The Odds: Obviously, anybody's race, but I'd make Christie about the 4:3 favorite. If Christie wins, it will probably be because of greater enthusiasm among his voters and a slightly more well-rounded close to his campaign. If Corzine wins, it will probably be because of his institutional and organizational advantages in getting his base to the polls.


Another race people are watching closely is the special election for NY-23 between Republican candidate Doug Hoffman and Democratic candidate Bill Owens, and has an update on that.

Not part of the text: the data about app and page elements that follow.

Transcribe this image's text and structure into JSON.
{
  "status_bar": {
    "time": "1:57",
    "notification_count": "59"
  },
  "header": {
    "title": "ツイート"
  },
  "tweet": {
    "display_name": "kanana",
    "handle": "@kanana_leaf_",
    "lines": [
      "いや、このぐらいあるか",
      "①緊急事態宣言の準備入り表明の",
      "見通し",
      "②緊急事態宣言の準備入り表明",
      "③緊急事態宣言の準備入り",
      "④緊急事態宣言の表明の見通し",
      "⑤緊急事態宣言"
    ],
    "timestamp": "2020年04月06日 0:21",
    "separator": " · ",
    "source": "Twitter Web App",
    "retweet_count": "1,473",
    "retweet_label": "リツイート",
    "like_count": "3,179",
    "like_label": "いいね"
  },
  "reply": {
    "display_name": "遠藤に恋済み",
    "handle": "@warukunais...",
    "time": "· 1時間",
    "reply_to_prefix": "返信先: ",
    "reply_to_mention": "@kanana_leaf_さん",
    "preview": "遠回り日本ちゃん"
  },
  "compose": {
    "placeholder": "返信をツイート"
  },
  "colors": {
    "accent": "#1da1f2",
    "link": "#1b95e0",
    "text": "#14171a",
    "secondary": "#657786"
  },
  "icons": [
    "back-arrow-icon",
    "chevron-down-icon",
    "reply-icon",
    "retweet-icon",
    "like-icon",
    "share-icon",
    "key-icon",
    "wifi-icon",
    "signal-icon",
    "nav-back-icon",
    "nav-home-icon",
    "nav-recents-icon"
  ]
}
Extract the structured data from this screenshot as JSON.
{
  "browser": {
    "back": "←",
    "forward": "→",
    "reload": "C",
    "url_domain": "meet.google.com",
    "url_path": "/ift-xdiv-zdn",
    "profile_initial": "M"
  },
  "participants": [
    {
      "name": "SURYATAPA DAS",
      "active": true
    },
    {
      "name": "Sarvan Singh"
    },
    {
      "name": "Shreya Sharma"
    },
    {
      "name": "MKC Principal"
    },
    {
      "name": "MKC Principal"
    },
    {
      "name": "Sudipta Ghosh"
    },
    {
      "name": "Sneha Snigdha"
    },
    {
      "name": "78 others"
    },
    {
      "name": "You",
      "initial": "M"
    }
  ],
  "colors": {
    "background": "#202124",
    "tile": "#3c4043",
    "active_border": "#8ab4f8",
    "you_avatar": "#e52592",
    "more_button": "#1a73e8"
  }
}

We got two new pieces of polling news last night from New York's 23rd District. The first is the one and only survey from Public Policy Polling (PPP), a firm that does automated surveys for Democratic candidates but also conducts and releases surveys in high profile races like NY-23 as a marketing tool. PPP's poll, also the first conducted since Republican nominee Dede Scozzafava withdrew on Saturday morning, forecasts a different outcome than previous surveys, including the Siena Research Institute poll conducted last week: They show Conservative candidate Doug Hoffman with a huge lead over Democrat Bill Owens -- 17 points (51% to 34%) on a three-way matchup that includes Scozzafava, whose name will remain on the ballot), 16 points on a question that only asked about Hoffman and Owens (54% to 38%).

The other major state being watched is Virginia where Republican Bob McConnell has taken an impressive double digit lead over Democratic candidate Creigh Deeds.


In Virginia, former state Attorney General Bob McDonnell, a Republican, has a double-digit lead in opinion polls over Democrat Creigh Deeds, 51, (pronounced Cree), a state senator. The race has centered on taxes and transportation, and McDonnell, well-armed with campaign money, has run a series of television ads pointing out conflicting statements Deeds made about whether he would raise taxes. McDonnell, 55, was dealt a blow, but not a fatal one, by The Washington Post's report that a graduate school thesis he wrote when he was 34 underscored his opposition to abortion and supported tax policies that favored heterosexual families. Deeds' focus on the McDonnell thesis dominated his campaign long after the flap had disappeared from the headlines and he was seen as being overly negative. Two appearances on Deeds' behalf by Obama have had little effect on the electorate.

Those are the states to be watching.

Stay tuned...